DATA EXTRACT section start

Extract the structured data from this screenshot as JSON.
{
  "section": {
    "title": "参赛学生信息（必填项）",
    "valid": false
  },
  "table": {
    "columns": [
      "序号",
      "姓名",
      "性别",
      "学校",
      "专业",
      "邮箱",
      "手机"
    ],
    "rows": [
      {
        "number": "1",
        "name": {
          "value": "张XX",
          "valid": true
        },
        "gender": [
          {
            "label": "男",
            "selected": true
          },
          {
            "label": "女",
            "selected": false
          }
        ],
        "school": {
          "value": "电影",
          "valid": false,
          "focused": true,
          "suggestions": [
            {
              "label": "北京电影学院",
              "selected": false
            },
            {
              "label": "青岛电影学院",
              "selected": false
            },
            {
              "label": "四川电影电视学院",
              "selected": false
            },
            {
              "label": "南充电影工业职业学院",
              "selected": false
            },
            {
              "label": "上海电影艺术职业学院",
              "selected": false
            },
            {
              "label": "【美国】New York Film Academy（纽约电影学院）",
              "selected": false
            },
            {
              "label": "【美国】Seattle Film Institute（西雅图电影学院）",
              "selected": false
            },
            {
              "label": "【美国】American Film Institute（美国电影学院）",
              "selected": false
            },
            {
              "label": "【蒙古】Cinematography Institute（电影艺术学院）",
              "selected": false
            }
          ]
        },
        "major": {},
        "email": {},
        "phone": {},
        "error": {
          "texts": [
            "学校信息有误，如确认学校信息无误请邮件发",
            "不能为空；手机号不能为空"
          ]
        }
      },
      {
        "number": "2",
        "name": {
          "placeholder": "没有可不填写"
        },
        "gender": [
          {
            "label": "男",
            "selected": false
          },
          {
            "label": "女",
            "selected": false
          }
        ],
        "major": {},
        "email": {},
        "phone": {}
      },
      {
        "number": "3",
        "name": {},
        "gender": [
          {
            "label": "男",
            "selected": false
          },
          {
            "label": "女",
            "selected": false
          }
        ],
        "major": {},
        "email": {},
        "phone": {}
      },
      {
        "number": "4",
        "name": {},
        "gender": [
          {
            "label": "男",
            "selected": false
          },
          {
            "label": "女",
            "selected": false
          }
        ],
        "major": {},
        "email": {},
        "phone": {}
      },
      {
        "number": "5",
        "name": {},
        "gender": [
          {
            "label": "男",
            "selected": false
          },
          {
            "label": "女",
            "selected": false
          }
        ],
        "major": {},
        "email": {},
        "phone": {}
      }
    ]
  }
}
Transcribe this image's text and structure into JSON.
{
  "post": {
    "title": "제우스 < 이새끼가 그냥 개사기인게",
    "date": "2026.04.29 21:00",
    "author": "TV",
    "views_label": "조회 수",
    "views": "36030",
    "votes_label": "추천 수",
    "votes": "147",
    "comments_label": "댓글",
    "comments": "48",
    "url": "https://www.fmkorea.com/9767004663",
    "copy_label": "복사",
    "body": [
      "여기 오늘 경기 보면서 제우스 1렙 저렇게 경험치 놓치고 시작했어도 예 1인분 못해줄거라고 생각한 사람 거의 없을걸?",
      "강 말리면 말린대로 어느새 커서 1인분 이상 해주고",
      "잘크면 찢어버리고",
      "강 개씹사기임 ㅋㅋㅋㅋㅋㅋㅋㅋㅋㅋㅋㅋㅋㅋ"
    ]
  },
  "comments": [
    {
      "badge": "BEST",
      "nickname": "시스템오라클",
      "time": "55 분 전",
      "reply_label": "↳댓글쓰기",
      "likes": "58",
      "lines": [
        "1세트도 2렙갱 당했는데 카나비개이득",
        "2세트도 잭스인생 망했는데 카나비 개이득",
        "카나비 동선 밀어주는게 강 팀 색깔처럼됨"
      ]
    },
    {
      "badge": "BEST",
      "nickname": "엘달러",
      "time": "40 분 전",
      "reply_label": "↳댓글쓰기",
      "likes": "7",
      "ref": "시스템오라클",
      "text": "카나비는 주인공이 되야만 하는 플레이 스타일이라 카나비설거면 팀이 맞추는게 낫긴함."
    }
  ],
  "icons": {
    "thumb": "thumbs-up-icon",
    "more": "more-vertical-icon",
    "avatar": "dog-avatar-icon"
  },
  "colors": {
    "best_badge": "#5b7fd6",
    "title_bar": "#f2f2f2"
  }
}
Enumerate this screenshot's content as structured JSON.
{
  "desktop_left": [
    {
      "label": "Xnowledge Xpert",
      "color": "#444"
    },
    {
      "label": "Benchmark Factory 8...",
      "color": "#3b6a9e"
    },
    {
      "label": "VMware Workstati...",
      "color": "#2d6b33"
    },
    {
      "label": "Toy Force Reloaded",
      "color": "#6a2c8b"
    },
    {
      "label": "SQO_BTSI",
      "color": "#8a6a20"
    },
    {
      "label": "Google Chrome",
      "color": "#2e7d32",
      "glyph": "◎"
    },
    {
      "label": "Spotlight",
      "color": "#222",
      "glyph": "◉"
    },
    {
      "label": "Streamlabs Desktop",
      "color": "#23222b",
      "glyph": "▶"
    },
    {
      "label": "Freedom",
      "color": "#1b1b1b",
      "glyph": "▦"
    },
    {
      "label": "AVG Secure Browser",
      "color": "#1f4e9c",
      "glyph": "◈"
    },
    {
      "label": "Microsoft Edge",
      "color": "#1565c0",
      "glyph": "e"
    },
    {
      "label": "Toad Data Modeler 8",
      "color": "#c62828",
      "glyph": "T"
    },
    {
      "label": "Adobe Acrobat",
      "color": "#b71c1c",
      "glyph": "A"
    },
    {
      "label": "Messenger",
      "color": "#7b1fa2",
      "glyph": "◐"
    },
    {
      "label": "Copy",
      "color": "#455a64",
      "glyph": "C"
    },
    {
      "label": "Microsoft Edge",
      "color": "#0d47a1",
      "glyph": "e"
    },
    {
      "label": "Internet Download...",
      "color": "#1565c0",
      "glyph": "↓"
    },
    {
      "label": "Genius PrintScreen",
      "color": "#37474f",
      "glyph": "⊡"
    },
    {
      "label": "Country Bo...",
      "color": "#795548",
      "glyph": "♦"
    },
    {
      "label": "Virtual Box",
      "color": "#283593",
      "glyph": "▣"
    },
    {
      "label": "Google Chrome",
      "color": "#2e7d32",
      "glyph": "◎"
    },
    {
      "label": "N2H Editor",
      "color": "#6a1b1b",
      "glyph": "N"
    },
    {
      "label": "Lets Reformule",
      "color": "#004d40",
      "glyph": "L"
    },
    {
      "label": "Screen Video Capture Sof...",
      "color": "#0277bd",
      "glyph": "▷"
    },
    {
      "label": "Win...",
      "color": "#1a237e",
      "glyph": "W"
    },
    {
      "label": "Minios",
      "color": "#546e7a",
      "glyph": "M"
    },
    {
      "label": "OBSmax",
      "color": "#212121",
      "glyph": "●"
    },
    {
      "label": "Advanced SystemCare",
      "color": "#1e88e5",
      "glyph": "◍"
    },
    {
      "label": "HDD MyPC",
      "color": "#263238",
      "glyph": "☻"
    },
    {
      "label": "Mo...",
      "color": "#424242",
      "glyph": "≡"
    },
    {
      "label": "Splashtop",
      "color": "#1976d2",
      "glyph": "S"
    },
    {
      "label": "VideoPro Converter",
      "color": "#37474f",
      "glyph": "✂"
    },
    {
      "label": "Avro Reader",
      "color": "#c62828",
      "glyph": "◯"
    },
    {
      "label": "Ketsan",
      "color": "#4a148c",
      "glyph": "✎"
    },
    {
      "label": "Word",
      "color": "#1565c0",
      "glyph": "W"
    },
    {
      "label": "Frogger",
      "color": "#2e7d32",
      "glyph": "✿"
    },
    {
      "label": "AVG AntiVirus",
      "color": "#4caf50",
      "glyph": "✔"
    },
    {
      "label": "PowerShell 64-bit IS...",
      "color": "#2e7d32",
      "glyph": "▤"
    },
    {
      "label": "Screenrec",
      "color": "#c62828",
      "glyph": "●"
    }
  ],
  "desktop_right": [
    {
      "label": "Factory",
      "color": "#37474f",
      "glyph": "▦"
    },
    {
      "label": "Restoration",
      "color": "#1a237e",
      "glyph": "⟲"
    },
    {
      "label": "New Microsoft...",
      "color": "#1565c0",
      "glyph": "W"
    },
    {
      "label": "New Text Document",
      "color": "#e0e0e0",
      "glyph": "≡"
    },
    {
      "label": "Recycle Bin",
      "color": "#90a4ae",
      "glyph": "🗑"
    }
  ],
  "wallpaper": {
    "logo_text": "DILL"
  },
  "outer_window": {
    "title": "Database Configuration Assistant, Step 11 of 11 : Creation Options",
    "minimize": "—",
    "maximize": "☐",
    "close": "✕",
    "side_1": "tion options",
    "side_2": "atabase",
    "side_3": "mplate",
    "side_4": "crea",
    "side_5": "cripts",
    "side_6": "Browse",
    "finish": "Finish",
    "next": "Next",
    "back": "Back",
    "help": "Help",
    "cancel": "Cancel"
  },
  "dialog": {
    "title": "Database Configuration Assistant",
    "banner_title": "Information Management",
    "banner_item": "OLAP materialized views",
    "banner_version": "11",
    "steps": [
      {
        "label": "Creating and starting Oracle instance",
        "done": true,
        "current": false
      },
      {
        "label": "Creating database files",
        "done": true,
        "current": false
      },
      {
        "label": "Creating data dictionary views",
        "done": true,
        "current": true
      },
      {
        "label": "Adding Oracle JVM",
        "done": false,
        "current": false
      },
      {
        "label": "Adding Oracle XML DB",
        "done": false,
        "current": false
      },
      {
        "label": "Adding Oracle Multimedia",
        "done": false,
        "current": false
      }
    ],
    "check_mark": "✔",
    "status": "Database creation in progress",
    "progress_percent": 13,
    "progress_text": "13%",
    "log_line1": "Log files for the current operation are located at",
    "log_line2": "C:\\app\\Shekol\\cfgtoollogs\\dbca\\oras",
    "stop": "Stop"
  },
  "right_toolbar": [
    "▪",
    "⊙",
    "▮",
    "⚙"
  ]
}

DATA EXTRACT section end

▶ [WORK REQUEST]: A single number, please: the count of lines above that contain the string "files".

▶ [RESULT]: 2